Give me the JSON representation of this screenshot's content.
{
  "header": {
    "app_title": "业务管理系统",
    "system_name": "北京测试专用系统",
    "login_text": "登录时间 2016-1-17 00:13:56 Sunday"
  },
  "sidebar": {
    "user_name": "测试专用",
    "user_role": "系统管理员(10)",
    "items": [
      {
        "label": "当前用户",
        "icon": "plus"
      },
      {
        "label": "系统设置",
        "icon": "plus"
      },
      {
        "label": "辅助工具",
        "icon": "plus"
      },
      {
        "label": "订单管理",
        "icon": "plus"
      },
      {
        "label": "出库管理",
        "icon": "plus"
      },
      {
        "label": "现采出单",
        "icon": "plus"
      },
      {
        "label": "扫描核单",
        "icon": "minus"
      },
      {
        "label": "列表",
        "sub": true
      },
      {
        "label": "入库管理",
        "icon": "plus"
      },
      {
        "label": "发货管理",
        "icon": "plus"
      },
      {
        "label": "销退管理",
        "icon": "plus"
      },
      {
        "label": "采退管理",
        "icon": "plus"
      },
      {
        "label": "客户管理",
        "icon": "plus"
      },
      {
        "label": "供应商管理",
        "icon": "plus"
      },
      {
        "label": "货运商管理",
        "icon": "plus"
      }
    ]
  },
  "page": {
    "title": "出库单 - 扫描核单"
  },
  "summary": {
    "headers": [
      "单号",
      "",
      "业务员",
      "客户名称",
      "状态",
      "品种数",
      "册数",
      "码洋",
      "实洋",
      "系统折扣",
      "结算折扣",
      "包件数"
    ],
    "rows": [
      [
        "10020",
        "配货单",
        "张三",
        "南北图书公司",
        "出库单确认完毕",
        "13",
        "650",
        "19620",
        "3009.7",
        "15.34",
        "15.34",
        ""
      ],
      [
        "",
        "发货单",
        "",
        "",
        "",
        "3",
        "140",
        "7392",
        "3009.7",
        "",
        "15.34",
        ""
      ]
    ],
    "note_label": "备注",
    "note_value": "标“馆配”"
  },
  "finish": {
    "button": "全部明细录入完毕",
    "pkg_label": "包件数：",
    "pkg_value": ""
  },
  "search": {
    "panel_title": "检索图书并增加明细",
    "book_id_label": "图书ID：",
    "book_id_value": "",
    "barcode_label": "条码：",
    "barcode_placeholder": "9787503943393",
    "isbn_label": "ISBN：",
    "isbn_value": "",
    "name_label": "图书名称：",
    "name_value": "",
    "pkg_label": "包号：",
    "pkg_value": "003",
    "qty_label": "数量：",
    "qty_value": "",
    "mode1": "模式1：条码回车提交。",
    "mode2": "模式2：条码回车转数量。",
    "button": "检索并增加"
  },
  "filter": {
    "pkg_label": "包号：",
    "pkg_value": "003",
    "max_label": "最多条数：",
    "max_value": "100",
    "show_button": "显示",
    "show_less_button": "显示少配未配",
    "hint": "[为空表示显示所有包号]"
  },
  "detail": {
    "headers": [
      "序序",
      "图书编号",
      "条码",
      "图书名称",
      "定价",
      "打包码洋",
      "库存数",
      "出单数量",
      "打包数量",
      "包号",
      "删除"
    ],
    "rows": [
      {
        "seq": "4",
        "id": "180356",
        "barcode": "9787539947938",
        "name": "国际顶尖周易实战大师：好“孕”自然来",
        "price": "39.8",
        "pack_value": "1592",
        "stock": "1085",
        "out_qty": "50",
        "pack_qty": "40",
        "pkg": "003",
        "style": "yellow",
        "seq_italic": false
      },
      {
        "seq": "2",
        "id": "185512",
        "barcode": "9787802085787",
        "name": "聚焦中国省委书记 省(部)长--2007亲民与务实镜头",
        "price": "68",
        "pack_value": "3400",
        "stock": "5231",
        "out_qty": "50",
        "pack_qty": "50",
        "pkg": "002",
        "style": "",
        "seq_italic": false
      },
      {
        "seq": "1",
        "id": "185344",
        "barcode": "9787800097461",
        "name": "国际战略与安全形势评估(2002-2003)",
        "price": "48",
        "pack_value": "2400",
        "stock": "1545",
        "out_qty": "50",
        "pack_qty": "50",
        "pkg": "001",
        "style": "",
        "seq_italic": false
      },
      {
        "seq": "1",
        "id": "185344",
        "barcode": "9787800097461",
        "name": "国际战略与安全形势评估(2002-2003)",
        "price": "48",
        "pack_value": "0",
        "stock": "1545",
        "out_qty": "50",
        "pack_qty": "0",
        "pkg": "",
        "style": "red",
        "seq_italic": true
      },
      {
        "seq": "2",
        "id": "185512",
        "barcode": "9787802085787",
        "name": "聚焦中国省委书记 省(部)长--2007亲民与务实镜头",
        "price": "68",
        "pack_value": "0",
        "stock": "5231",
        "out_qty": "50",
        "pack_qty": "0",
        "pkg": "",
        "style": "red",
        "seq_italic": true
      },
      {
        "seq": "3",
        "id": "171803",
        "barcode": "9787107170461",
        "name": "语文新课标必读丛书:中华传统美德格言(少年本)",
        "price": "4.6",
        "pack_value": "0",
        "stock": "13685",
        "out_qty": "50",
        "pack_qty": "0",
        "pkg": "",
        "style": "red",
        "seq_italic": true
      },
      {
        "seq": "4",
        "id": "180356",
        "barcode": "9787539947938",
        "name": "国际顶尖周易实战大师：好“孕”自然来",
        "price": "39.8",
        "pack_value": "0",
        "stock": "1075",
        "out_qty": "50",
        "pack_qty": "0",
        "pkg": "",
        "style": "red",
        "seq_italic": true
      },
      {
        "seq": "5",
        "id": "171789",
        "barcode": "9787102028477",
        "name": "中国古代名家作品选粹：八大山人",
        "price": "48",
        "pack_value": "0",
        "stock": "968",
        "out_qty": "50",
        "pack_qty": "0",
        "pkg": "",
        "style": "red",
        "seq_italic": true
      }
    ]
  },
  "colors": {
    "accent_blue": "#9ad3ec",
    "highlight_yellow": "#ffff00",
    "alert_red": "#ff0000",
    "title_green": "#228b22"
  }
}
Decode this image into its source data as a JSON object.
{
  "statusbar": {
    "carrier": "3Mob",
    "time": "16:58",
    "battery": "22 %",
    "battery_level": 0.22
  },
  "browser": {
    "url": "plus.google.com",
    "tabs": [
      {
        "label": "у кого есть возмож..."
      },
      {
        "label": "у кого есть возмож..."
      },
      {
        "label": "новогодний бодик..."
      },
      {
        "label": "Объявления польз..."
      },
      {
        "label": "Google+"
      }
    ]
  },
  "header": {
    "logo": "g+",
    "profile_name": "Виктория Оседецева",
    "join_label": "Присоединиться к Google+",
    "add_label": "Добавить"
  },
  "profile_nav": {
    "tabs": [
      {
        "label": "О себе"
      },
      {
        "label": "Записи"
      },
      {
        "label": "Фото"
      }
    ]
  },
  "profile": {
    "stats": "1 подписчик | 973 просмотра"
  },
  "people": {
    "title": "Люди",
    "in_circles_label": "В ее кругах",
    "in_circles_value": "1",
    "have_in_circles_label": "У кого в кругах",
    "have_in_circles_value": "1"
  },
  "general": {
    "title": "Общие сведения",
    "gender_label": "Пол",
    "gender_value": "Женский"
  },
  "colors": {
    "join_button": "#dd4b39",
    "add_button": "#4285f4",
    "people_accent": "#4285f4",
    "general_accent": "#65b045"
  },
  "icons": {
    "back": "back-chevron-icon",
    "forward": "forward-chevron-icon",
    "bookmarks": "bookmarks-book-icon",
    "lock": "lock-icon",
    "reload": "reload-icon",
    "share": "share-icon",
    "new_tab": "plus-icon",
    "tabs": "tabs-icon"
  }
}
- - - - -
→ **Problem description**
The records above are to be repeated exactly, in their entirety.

→ **Exercise result**
Give me the JSON representation of this screenshot's content.
{
  "header": {
    "app_title": "业务管理系统",
    "system_name": "北京测试专用系统",
    "login_text": "登录时间 2016-1-17 00:13:56 Sunday"
  },
  "sidebar": {
    "user_name": "测试专用",
    "user_role": "系统管理员(10)",
    "items": [
      {
        "label": "当前用户",
        "icon": "plus"
      },
      {
        "label": "系统设置",
        "icon": "plus"
      },
      {
        "label": "辅助工具",
        "icon": "plus"
      },
      {
        "label": "订单管理",
        "icon": "plus"
      },
      {
        "label": "出库管理",
        "icon": "plus"
      },
      {
        "label": "现采出单",
        "icon": "plus"
      },
      {
        "label": "扫描核单",
        "icon": "minus"
      },
      {
        "label": "列表",
        "sub": true
      },
      {
        "label": "入库管理",
        "icon": "plus"
      },
      {
        "label": "发货管理",
        "icon": "plus"
      },
      {
        "label": "销退管理",
        "icon": "plus"
      },
      {
        "label": "采退管理",
        "icon": "plus"
      },
      {
        "label": "客户管理",
        "icon": "plus"
      },
      {
        "label": "供应商管理",
        "icon": "plus"
      },
      {
        "label": "货运商管理",
        "icon": "plus"
      }
    ]
  },
  "page": {
    "title": "出库单 - 扫描核单"
  },
  "summary": {
    "headers": [
      "单号",
      "",
      "业务员",
      "客户名称",
      "状态",
      "品种数",
      "册数",
      "码洋",
      "实洋",
      "系统折扣",
      "结算折扣",
      "包件数"
    ],
    "rows": [
      [
        "10020",
        "配货单",
        "张三",
        "南北图书公司",
        "出库单确认完毕",
        "13",
        "650",
        "19620",
        "3009.7",
        "15.34",
        "15.34",
        ""
      ],
      [
        "",
        "发货单",
        "",
        "",
        "",
        "3",
        "140",
        "7392",
        "3009.7",
        "",
        "15.34",
        ""
      ]
    ],
    "note_label": "备注",
    "note_value": "标“馆配”"
  },
  "finish": {
    "button": "全部明细录入完毕",
    "pkg_label": "包件数：",
    "pkg_value": ""
  },
  "search": {
    "panel_title": "检索图书并增加明细",
    "book_id_label": "图书ID：",
    "book_id_value": "",
    "barcode_label": "条码：",
    "barcode_placeholder": "9787503943393",
    "isbn_label": "ISBN：",
    "isbn_value": "",
    "name_label": "图书名称：",
    "name_value": "",
    "pkg_label": "包号：",
    "pkg_value": "003",
    "qty_label": "数量：",
    "qty_value": "",
    "mode1": "模式1：条码回车提交。",
    "mode2": "模式2：条码回车转数量。",
    "button": "检索并增加"
  },
  "filter": {
    "pkg_label": "包号：",
    "pkg_value": "003",
    "max_label": "最多条数：",
    "max_value": "100",
    "show_button": "显示",
    "show_less_button": "显示少配未配",
    "hint": "[为空表示显示所有包号]"
  },
  "detail": {
    "headers": [
      "序序",
      "图书编号",
      "条码",
      "图书名称",
      "定价",
      "打包码洋",
      "库存数",
      "出单数量",
      "打包数量",
      "包号",
      "删除"
    ],
    "rows": [
      {
        "seq": "4",
        "id": "180356",
        "barcode": "9787539947938",
        "name": "国际顶尖周易实战大师：好“孕”自然来",
        "price": "39.8",
        "pack_value": "1592",
        "stock": "1085",
        "out_qty": "50",
        "pack_qty": "40",
        "pkg": "003",
        "style": "yellow",
        "seq_italic": false
      },
      {
        "seq": "2",
        "id": "185512",
        "barcode": "9787802085787",
        "name": "聚焦中国省委书记 省(部)长--2007亲民与务实镜头",
        "price": "68",
        "pack_value": "3400",
        "stock": "5231",
        "out_qty": "50",
        "pack_qty": "50",
        "pkg": "002",
        "style": "",
        "seq_italic": false
      },
      {
        "seq": "1",
        "id": "185344",
        "barcode": "9787800097461",
        "name": "国际战略与安全形势评估(2002-2003)",
        "price": "48",
        "pack_value": "2400",
        "stock": "1545",
        "out_qty": "50",
        "pack_qty": "50",
        "pkg": "001",
        "style": "",
        "seq_italic": false
      },
      {
        "seq": "1",
        "id": "185344",
        "barcode": "9787800097461",
        "name": "国际战略与安全形势评估(2002-2003)",
        "price": "48",
        "pack_value": "0",
        "stock": "1545",
        "out_qty": "50",
        "pack_qty": "0",
        "pkg": "",
        "style": "red",
        "seq_italic": true
      },
      {
        "seq": "2",
        "id": "185512",
        "barcode": "9787802085787",
        "name": "聚焦中国省委书记 省(部)长--2007亲民与务实镜头",
        "price": "68",
        "pack_value": "0",
        "stock": "5231",
        "out_qty": "50",
        "pack_qty": "0",
        "pkg": "",
        "style": "red",
        "seq_italic": true
      },
      {
        "seq": "3",
        "id": "171803",
        "barcode": "9787107170461",
        "name": "语文新课标必读丛书:中华传统美德格言(少年本)",
        "price": "4.6",
        "pack_value": "0",
        "stock": "13685",
        "out_qty": "50",
        "pack_qty": "0",
        "pkg": "",
        "style": "red",
        "seq_italic": true
      },
      {
        "seq": "4",
        "id": "180356",
        "barcode": "9787539947938",
        "name": "国际顶尖周易实战大师：好“孕”自然来",
        "price": "39.8",
        "pack_value": "0",
        "stock": "1075",
        "out_qty": "50",
        "pack_qty": "0",
        "pkg": "",
        "style": "red",
        "seq_italic": true
      },
      {
        "seq": "5",
        "id": "171789",
        "barcode": "9787102028477",
        "name": "中国古代名家作品选粹：八大山人",
        "price": "48",
        "pack_value": "0",
        "stock": "968",
        "out_qty": "50",
        "pack_qty": "0",
        "pkg": "",
        "style": "red",
        "seq_italic": true
      }
    ]
  },
  "colors": {
    "accent_blue": "#9ad3ec",
    "highlight_yellow": "#ffff00",
    "alert_red": "#ff0000",
    "title_green": "#228b22"
  }
}
Decode this image into its source data as a JSON object.
{
  "statusbar": {
    "carrier": "3Mob",
    "time": "16:58",
    "battery": "22 %",
    "battery_level": 0.22
  },
  "browser": {
    "url": "plus.google.com",
    "tabs": [
      {
        "label": "у кого есть возмож..."
      },
      {
        "label": "у кого есть возмож..."
      },
      {
        "label": "новогодний бодик..."
      },
      {
        "label": "Объявления польз..."
      },
      {
        "label": "Google+"
      }
    ]
  },
  "header": {
    "logo": "g+",
    "profile_name": "Виктория Оседецева",
    "join_label": "Присоединиться к Google+",
    "add_label": "Добавить"
  },
  "profile_nav": {
    "tabs": [
      {
        "label": "О себе"
      },
      {
        "label": "Записи"
      },
      {
        "label": "Фото"
      }
    ]
  },
  "profile": {
    "stats": "1 подписчик | 973 просмотра"
  },
  "people": {
    "title": "Люди",
    "in_circles_label": "В ее кругах",
    "in_circles_value": "1",
    "have_in_circles_label": "У кого в кругах",
    "have_in_circles_value": "1"
  },
  "general": {
    "title": "Общие сведения",
    "gender_label": "Пол",
    "gender_value": "Женский"
  },
  "colors": {
    "join_button": "#dd4b39",
    "add_button": "#4285f4",
    "people_accent": "#4285f4",
    "general_accent": "#65b045"
  },
  "icons": {
    "back": "back-chevron-icon",
    "forward": "forward-chevron-icon",
    "bookmarks": "bookmarks-book-icon",
    "lock": "lock-icon",
    "reload": "reload-icon",
    "share": "share-icon",
    "new_tab": "plus-icon",
    "tabs": "tabs-icon"
  }
}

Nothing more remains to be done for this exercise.